_Exercise aim_: From the entries below, copy every line that has the word "JSON".

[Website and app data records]
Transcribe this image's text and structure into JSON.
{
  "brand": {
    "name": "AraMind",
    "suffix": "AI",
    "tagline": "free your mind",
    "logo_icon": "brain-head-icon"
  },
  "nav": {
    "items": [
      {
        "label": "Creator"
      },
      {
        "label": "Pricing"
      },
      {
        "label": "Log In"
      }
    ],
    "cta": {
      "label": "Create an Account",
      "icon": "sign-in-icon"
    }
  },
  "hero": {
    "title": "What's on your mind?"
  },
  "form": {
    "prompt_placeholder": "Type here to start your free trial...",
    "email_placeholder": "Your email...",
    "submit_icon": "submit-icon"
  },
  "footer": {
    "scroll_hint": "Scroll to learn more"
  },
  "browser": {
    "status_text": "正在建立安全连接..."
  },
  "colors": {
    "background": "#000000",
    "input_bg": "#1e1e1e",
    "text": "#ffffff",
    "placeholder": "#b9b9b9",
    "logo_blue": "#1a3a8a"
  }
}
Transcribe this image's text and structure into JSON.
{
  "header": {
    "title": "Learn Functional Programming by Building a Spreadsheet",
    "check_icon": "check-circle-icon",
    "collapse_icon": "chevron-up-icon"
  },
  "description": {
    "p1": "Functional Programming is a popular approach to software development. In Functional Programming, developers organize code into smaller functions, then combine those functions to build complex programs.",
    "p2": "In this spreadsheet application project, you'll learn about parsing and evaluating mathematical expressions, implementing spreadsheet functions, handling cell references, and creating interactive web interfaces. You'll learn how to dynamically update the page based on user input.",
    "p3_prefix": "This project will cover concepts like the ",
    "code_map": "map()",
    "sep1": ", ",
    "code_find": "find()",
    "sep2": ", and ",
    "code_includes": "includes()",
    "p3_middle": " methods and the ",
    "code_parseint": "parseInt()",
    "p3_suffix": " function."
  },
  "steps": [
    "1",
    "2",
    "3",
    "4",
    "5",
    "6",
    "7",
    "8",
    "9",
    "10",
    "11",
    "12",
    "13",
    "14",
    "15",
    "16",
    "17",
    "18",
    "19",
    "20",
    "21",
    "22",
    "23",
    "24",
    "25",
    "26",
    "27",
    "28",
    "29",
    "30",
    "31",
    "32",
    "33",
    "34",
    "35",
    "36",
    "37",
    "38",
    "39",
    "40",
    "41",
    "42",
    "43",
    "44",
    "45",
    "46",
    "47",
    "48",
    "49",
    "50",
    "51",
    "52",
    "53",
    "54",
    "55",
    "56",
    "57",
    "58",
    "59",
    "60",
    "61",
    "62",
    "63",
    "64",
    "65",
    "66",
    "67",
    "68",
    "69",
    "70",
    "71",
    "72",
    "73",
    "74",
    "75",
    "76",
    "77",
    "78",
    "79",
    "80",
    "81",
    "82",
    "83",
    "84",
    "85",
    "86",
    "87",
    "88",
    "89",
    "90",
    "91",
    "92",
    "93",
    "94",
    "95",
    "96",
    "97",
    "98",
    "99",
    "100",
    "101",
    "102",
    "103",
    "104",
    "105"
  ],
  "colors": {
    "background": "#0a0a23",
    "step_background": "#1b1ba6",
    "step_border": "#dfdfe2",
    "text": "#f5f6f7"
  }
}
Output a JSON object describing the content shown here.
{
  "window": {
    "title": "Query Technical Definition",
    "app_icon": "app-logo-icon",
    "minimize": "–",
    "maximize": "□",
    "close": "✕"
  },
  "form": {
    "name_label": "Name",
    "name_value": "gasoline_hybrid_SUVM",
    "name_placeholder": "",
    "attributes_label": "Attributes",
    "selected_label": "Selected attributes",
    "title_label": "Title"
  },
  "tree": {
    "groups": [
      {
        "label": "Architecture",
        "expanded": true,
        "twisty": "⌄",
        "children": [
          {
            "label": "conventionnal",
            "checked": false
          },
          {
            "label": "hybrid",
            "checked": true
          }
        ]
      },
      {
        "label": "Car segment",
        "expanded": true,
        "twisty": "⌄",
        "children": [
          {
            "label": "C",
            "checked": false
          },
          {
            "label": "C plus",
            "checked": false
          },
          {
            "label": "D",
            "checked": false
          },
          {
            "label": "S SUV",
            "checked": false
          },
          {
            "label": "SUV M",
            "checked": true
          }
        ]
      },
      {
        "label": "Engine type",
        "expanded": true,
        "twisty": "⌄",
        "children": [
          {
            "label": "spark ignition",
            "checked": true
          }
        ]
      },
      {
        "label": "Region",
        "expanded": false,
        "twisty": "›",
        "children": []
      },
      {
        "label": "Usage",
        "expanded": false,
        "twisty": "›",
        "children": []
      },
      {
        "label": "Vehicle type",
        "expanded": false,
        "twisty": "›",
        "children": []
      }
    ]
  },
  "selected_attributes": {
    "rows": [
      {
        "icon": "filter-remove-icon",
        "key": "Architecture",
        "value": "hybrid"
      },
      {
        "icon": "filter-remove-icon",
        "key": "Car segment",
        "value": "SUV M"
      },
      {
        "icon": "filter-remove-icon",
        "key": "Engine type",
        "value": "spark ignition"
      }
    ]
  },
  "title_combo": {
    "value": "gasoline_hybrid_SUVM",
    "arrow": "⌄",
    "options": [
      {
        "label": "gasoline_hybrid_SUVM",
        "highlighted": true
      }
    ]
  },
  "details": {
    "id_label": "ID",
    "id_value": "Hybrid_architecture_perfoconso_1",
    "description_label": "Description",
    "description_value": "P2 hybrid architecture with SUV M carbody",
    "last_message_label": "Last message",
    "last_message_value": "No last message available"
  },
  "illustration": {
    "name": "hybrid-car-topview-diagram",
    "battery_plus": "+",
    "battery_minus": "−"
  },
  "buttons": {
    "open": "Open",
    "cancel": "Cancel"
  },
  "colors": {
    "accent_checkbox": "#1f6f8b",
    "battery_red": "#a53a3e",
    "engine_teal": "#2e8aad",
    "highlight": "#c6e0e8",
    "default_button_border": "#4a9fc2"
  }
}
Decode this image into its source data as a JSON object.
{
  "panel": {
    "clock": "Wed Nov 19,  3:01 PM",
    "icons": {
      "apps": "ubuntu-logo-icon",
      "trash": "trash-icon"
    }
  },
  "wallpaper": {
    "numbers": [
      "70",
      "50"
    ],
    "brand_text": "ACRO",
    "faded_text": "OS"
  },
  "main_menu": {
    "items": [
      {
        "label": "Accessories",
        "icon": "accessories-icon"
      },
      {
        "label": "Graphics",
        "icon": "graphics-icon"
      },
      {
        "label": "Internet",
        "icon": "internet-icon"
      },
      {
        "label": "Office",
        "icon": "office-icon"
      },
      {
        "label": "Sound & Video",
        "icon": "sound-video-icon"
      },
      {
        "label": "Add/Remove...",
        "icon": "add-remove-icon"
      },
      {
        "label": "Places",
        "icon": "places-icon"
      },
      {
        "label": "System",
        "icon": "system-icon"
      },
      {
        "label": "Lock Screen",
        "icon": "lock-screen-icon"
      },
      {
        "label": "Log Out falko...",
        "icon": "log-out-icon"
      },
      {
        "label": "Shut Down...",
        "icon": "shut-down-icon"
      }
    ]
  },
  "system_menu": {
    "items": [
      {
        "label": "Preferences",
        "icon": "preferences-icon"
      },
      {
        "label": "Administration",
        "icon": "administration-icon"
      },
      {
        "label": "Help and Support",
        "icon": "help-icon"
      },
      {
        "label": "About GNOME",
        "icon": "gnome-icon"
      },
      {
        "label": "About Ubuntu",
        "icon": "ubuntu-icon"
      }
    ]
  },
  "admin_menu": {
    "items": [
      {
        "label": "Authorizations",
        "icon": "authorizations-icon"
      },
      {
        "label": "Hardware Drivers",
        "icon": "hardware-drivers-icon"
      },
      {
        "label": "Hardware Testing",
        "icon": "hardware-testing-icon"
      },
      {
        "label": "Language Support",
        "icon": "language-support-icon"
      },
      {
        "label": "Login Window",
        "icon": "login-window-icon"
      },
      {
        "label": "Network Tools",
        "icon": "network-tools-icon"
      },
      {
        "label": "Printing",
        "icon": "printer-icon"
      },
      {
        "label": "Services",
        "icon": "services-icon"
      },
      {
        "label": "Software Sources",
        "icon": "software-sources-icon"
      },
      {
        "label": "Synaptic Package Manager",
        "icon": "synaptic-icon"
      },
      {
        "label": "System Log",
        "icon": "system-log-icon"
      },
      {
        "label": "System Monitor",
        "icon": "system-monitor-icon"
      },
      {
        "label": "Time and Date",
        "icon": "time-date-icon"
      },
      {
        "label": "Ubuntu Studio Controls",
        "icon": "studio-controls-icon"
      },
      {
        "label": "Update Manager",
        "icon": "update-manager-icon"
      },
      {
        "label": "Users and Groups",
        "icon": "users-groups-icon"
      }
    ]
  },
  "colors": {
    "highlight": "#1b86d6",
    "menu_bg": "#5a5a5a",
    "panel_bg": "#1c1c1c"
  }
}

_Problem solution_:
Transcribe this image's text and structure into JSON.
Transcribe this image's text and structure into JSON.
Output a JSON object describing the content shown here.
Decode this image into its source data as a JSON object.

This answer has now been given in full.